■ **Material for this task**
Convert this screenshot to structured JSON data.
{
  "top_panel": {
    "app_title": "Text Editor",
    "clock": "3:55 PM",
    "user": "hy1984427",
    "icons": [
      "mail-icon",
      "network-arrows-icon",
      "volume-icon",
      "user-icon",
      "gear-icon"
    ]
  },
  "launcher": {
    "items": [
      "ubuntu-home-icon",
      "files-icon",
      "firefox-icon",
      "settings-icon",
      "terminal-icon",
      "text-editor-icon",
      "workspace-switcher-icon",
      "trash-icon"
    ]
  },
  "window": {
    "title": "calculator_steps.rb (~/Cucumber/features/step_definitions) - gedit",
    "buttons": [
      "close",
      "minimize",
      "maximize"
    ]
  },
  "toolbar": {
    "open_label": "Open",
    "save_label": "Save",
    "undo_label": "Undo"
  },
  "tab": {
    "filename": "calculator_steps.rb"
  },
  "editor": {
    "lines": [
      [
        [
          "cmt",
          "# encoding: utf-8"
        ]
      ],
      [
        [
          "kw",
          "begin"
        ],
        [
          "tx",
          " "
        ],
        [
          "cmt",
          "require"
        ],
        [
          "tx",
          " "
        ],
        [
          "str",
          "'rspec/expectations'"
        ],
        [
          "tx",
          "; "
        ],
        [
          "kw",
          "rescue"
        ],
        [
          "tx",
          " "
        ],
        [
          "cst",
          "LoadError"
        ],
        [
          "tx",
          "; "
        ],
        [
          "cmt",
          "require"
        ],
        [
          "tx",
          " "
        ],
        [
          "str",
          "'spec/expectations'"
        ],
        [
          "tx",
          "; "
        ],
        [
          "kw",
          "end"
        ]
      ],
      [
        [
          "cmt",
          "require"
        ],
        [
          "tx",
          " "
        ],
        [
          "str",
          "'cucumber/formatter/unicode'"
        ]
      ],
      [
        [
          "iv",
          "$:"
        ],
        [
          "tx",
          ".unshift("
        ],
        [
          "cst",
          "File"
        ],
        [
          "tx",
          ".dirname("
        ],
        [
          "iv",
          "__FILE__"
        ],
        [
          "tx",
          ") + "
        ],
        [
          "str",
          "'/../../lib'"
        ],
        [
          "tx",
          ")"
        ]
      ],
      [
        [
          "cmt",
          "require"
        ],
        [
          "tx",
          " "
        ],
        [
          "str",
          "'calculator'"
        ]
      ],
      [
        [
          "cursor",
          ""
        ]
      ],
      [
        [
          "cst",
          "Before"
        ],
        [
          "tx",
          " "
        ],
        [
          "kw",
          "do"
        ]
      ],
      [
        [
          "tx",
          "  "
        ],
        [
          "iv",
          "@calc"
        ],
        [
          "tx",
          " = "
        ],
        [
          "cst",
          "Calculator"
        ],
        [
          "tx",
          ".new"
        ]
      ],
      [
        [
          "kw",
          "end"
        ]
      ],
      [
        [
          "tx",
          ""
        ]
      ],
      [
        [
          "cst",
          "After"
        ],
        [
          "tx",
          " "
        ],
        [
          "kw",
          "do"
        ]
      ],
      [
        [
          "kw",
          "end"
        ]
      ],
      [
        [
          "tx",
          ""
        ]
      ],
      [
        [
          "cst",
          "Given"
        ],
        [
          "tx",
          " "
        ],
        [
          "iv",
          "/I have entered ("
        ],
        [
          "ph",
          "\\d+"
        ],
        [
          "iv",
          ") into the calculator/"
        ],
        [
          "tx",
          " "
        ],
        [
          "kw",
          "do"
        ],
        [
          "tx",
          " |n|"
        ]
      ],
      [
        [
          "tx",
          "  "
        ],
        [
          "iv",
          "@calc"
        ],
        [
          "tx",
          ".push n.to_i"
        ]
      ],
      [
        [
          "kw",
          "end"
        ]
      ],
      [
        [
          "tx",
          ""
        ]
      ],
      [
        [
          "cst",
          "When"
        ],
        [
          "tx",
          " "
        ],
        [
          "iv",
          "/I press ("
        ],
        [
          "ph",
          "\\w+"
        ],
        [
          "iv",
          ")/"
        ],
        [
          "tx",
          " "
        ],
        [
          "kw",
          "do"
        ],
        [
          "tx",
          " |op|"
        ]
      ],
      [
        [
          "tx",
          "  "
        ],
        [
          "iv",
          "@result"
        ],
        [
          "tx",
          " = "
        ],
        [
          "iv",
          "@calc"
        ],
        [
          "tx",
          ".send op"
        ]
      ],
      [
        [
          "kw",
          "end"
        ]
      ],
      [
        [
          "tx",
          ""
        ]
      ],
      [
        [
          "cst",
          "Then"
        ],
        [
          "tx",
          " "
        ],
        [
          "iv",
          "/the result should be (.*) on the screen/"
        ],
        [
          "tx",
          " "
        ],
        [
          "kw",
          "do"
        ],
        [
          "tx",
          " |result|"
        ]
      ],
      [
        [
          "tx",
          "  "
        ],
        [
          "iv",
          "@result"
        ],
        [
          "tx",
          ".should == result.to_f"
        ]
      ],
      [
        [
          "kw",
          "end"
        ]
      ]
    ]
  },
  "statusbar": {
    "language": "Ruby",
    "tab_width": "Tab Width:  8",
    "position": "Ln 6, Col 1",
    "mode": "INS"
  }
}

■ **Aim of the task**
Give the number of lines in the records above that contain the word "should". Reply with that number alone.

■ **Written solution**
2